(What you are asked to do) In your reply, write out the records exactly, each line intact.

*** Opening Provided entries ***

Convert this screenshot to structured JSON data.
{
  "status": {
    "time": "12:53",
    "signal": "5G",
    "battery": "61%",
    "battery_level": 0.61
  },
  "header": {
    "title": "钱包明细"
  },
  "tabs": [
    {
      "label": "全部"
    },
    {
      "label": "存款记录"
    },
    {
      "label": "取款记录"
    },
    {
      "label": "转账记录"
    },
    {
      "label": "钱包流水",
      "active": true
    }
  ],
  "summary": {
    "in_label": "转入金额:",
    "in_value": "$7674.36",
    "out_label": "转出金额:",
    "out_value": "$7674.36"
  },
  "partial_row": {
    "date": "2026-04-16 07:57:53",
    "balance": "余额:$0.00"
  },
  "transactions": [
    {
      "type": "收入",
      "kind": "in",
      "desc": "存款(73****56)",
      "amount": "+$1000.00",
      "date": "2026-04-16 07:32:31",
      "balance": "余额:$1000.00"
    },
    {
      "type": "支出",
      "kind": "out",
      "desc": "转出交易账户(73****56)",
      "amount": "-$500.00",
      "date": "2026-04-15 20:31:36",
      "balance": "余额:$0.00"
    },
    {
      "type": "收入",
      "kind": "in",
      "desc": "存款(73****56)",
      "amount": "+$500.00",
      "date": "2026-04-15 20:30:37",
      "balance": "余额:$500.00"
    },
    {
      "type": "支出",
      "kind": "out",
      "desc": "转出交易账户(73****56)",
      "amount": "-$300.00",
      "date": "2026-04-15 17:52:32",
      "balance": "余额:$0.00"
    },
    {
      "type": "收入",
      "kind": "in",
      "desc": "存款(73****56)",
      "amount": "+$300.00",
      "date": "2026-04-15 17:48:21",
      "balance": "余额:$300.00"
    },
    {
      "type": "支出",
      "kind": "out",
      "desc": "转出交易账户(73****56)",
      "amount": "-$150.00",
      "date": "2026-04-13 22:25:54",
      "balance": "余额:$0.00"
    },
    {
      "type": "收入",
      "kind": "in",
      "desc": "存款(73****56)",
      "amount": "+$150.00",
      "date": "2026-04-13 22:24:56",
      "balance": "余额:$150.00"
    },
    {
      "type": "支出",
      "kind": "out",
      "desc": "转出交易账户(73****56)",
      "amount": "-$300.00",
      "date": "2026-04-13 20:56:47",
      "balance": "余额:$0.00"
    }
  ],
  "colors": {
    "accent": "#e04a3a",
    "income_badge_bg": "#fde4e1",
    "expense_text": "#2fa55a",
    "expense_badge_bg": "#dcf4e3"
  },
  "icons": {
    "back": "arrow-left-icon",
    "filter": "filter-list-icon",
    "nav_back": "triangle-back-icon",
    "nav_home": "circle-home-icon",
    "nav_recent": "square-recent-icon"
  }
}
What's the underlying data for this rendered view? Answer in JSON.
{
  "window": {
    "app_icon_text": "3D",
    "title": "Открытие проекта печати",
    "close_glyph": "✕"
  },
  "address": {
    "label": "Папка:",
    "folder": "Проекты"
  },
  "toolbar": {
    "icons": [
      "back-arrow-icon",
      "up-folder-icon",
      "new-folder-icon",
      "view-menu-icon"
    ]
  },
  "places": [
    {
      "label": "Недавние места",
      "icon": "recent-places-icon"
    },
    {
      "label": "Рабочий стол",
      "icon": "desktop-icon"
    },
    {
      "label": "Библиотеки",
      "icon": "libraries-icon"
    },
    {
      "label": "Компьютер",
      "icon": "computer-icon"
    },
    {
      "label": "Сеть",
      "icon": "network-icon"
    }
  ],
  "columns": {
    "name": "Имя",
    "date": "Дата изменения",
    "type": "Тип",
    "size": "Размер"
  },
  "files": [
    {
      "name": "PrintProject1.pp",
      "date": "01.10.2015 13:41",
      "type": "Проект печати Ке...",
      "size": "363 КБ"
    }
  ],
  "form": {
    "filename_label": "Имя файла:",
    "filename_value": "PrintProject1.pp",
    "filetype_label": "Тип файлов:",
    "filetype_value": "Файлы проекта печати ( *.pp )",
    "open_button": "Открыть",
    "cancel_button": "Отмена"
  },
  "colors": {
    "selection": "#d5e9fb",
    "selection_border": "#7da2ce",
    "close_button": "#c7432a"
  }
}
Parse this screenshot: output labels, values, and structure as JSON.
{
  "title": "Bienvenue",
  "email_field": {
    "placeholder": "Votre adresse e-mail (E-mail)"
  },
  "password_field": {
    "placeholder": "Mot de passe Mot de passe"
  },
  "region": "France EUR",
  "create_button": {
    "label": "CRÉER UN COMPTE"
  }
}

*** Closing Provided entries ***

(Result below)
Convert this screenshot to structured JSON data.
{
  "status": {
    "time": "12:53",
    "signal": "5G",
    "battery": "61%",
    "battery_level": 0.61
  },
  "header": {
    "title": "钱包明细"
  },
  "tabs": [
    {
      "label": "全部"
    },
    {
      "label": "存款记录"
    },
    {
      "label": "取款记录"
    },
    {
      "label": "转账记录"
    },
    {
      "label": "钱包流水",
      "active": true
    }
  ],
  "summary": {
    "in_label": "转入金额:",
    "in_value": "$7674.36",
    "out_label": "转出金额:",
    "out_value": "$7674.36"
  },
  "partial_row": {
    "date": "2026-04-16 07:57:53",
    "balance": "余额:$0.00"
  },
  "transactions": [
    {
      "type": "收入",
      "kind": "in",
      "desc": "存款(73****56)",
      "amount": "+$1000.00",
      "date": "2026-04-16 07:32:31",
      "balance": "余额:$1000.00"
    },
    {
      "type": "支出",
      "kind": "out",
      "desc": "转出交易账户(73****56)",
      "amount": "-$500.00",
      "date": "2026-04-15 20:31:36",
      "balance": "余额:$0.00"
    },
    {
      "type": "收入",
      "kind": "in",
      "desc": "存款(73****56)",
      "amount": "+$500.00",
      "date": "2026-04-15 20:30:37",
      "balance": "余额:$500.00"
    },
    {
      "type": "支出",
      "kind": "out",
      "desc": "转出交易账户(73****56)",
      "amount": "-$300.00",
      "date": "2026-04-15 17:52:32",
      "balance": "余额:$0.00"
    },
    {
      "type": "收入",
      "kind": "in",
      "desc": "存款(73****56)",
      "amount": "+$300.00",
      "date": "2026-04-15 17:48:21",
      "balance": "余额:$300.00"
    },
    {
      "type": "支出",
      "kind": "out",
      "desc": "转出交易账户(73****56)",
      "amount": "-$150.00",
      "date": "2026-04-13 22:25:54",
      "balance": "余额:$0.00"
    },
    {
      "type": "收入",
      "kind": "in",
      "desc": "存款(73****56)",
      "amount": "+$150.00",
      "date": "2026-04-13 22:24:56",
      "balance": "余额:$150.00"
    },
    {
      "type": "支出",
      "kind": "out",
      "desc": "转出交易账户(73****56)",
      "amount": "-$300.00",
      "date": "2026-04-13 20:56:47",
      "balance": "余额:$0.00"
    }
  ],
  "colors": {
    "accent": "#e04a3a",
    "income_badge_bg": "#fde4e1",
    "expense_text": "#2fa55a",
    "expense_badge_bg": "#dcf4e3"
  },
  "icons": {
    "back": "arrow-left-icon",
    "filter": "filter-list-icon",
    "nav_back": "triangle-back-icon",
    "nav_home": "circle-home-icon",
    "nav_recent": "square-recent-icon"
  }
}
What's the underlying data for this rendered view? Answer in JSON.
{
  "window": {
    "app_icon_text": "3D",
    "title": "Открытие проекта печати",
    "close_glyph": "✕"
  },
  "address": {
    "label": "Папка:",
    "folder": "Проекты"
  },
  "toolbar": {
    "icons": [
      "back-arrow-icon",
      "up-folder-icon",
      "new-folder-icon",
      "view-menu-icon"
    ]
  },
  "places": [
    {
      "label": "Недавние места",
      "icon": "recent-places-icon"
    },
    {
      "label": "Рабочий стол",
      "icon": "desktop-icon"
    },
    {
      "label": "Библиотеки",
      "icon": "libraries-icon"
    },
    {
      "label": "Компьютер",
      "icon": "computer-icon"
    },
    {
      "label": "Сеть",
      "icon": "network-icon"
    }
  ],
  "columns": {
    "name": "Имя",
    "date": "Дата изменения",
    "type": "Тип",
    "size": "Размер"
  },
  "files": [
    {
      "name": "PrintProject1.pp",
      "date": "01.10.2015 13:41",
      "type": "Проект печати Ке...",
      "size": "363 КБ"
    }
  ],
  "form": {
    "filename_label": "Имя файла:",
    "filename_value": "PrintProject1.pp",
    "filetype_label": "Тип файлов:",
    "filetype_value": "Файлы проекта печати ( *.pp )",
    "open_button": "Открыть",
    "cancel_button": "Отмена"
  },
  "colors": {
    "selection": "#d5e9fb",
    "selection_border": "#7da2ce",
    "close_button": "#c7432a"
  }
}
Parse this screenshot: output labels, values, and structure as JSON.
{
  "title": "Bienvenue",
  "email_field": {
    "placeholder": "Votre adresse e-mail (E-mail)"
  },
  "password_field": {
    "placeholder": "Mot de passe Mot de passe"
  },
  "region": "France EUR",
  "create_button": {
    "label": "CRÉER UN COMPTE"
  }
}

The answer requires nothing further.